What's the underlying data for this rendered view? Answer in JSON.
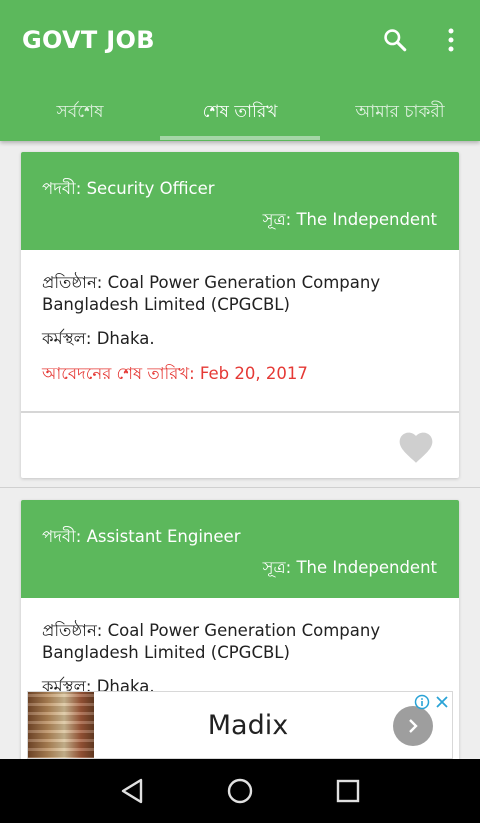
{
  "app": {
    "title": "GOVT JOB"
  },
  "tabs": [
    {
      "label": "সর্বশেষ"
    },
    {
      "label": "শেষ তারিখ"
    },
    {
      "label": "আমার চাকরী"
    }
  ],
  "jobs": [
    {
      "post": "পদবী: Security Officer",
      "source": "সূত্র: The Independent",
      "org": "প্রতিষ্ঠান: Coal Power Generation Company Bangladesh Limited (CPGCBL)",
      "location": "কর্মস্থল: Dhaka.",
      "deadline": "আবেদনের শেষ তারিখ: Feb 20, 2017"
    },
    {
      "post": "পদবী: Assistant Engineer",
      "source": "সূত্র: The Independent",
      "org": "প্রতিষ্ঠান: Coal Power Generation Company Bangladesh Limited (CPGCBL)",
      "location": "কর্মস্থল: Dhaka."
    }
  ],
  "ad": {
    "title": "Madix"
  },
  "icons": {
    "search": "search-icon",
    "more": "more-vert-icon",
    "favorite": "heart-icon",
    "ad_next": "chevron-right-icon",
    "ad_info": "info-icon",
    "ad_close": "close-icon",
    "nav_back": "back-triangle-icon",
    "nav_home": "home-circle-icon",
    "nav_recents": "recents-square-icon"
  },
  "colors": {
    "primary": "#5cb85c",
    "deadline": "#e53935",
    "fav_inactive": "#cfcfcf"
  }
}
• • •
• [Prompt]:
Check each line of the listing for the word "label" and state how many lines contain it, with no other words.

• [Your solution]:
3